---- Supplied material
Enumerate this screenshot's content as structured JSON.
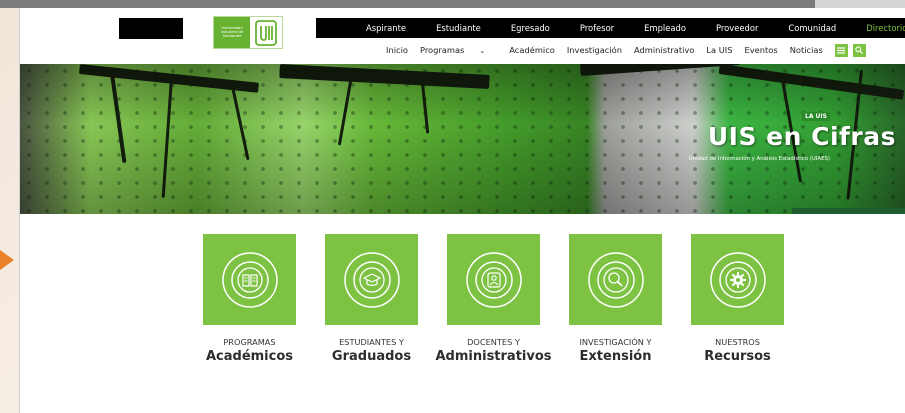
{
  "colors": {
    "accent_green": "#7dc242",
    "nav_black": "#000000",
    "text_dark": "#2d2d2d"
  },
  "logo": {
    "text": "Universidad Industrial de Santander"
  },
  "topnav": {
    "items": [
      "Aspirante",
      "Estudiante",
      "Egresado",
      "Profesor",
      "Empleado",
      "Proveedor",
      "Comunidad"
    ],
    "highlight": "Directorios"
  },
  "subnav": {
    "items": [
      "Inicio",
      "Programas",
      "Académico",
      "Investigación",
      "Administrativo",
      "La UIS",
      "Eventos",
      "Noticias"
    ]
  },
  "hero": {
    "badge": "LA UIS",
    "title": "UIS en Cifras",
    "subtitle": "Unidad de Información y Análisis Estadístico (UIAES)"
  },
  "cards": [
    {
      "small": "PROGRAMAS",
      "big": "Académicos",
      "icon": "book-icon"
    },
    {
      "small": "ESTUDIANTES Y",
      "big": "Graduados",
      "icon": "graduation-cap-icon"
    },
    {
      "small": "DOCENTES Y",
      "big": "Administrativos",
      "icon": "person-icon"
    },
    {
      "small": "INVESTIGACIÓN Y",
      "big": "Extensión",
      "icon": "magnifier-icon"
    },
    {
      "small": "NUESTROS",
      "big": "Recursos",
      "icon": "gear-icon"
    }
  ]
}
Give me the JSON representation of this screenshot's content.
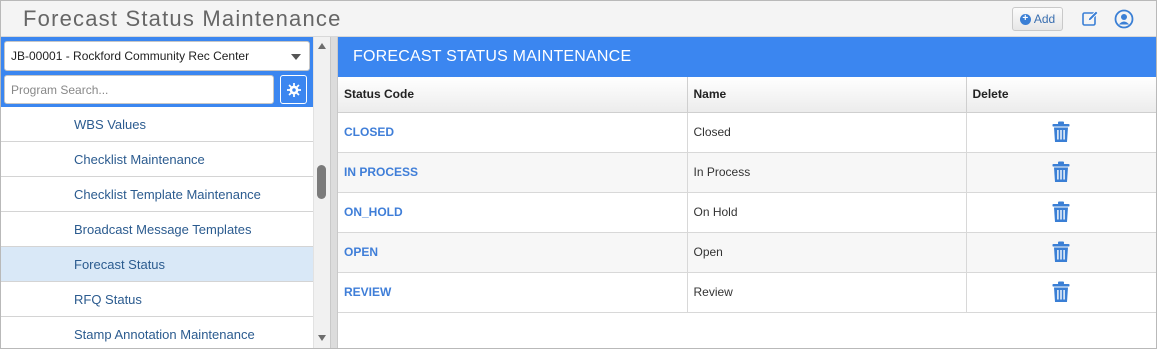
{
  "app": {
    "title": "Forecast Status Maintenance",
    "add_label": "Add"
  },
  "sidebar": {
    "project_selected": "JB-00001 - Rockford Community Rec Center",
    "search_placeholder": "Program Search...",
    "items": [
      {
        "label": "WBS Values"
      },
      {
        "label": "Checklist Maintenance"
      },
      {
        "label": "Checklist Template Maintenance"
      },
      {
        "label": "Broadcast Message Templates"
      },
      {
        "label": "Forecast Status",
        "active": true
      },
      {
        "label": "RFQ Status"
      },
      {
        "label": "Stamp Annotation Maintenance"
      }
    ]
  },
  "main": {
    "header": "FORECAST STATUS MAINTENANCE",
    "columns": [
      "Status Code",
      "Name",
      "Delete"
    ],
    "rows": [
      {
        "code": "CLOSED",
        "name": "Closed"
      },
      {
        "code": "IN PROCESS",
        "name": "In Process"
      },
      {
        "code": "ON_HOLD",
        "name": "On Hold"
      },
      {
        "code": "OPEN",
        "name": "Open"
      },
      {
        "code": "REVIEW",
        "name": "Review"
      }
    ]
  },
  "colors": {
    "accent": "#3b86f0",
    "link": "#3f7ed8",
    "nav_text": "#2b5b8f",
    "active_row": "#d9e8f7"
  },
  "icons": [
    "plus-circle-icon",
    "edit-icon",
    "user-icon",
    "chevron-down-icon",
    "gear-icon",
    "trash-icon"
  ]
}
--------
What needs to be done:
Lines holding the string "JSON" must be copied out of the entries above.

Answer box:
Enumerate this screenshot's content as structured JSON.
Give me the JSON representation of this screenshot's content.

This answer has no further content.